Tullis Onstott Research Field Video #10: The Beatrix Au mine - Mike Pullin and Sarah Hendrickson pumping water
Tullis Onstott's research team, along with Gaetan Borgonie of the University of Ghent in Belgium, recently made a startling discovery: microscopic roundworms known as nematodes living nearly two-and-a-half miles beneath the Earth's surface in Beatrix Au mine, in the Free State Province of South Africa. Now known as "worms from hell" or simply "devil worm," these field expedition videos illustrate how difficult it is to extract specimens for research at depths of 1.3 kilometers. The videos were taken specifically at the site of the extracted worm's location led by mine geologist, Carl Rose.
Videos #9 and #10 show water from the borehole flowing through filters into huge columns. The videos feature Mike Pullin and Sarah Hendrickson of New Mexico Tech pumping water through 60 liter resin columns to capture the dissolved organic carbon for analysis.
This expedition extracted deep fracture water that will tell of what
bacteria are eating and expelling. It is the "devil worm" that eats the
bacteria creating a food chain. The goal of this trip was to obtain
samples of bacteria DNA and lipids, as well as, dissolved organic and

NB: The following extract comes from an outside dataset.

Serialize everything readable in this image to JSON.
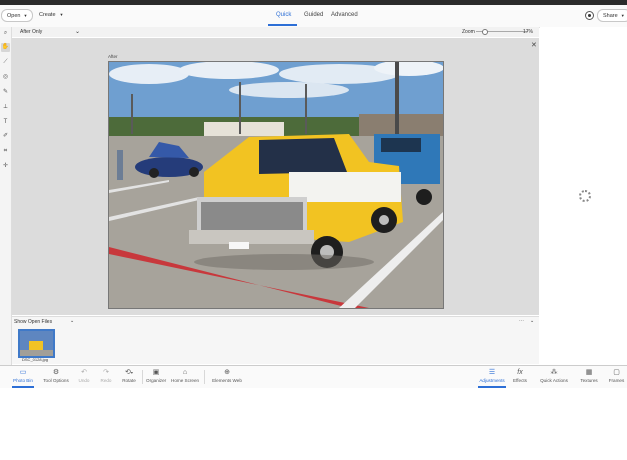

inorganic carbon for 14C dating. Obtaining a sample of DNA from the
"devil worm" for 14C dating was an added plus to the trip.
Videos courtesy of Gaetan Borgonie, University of Ghent.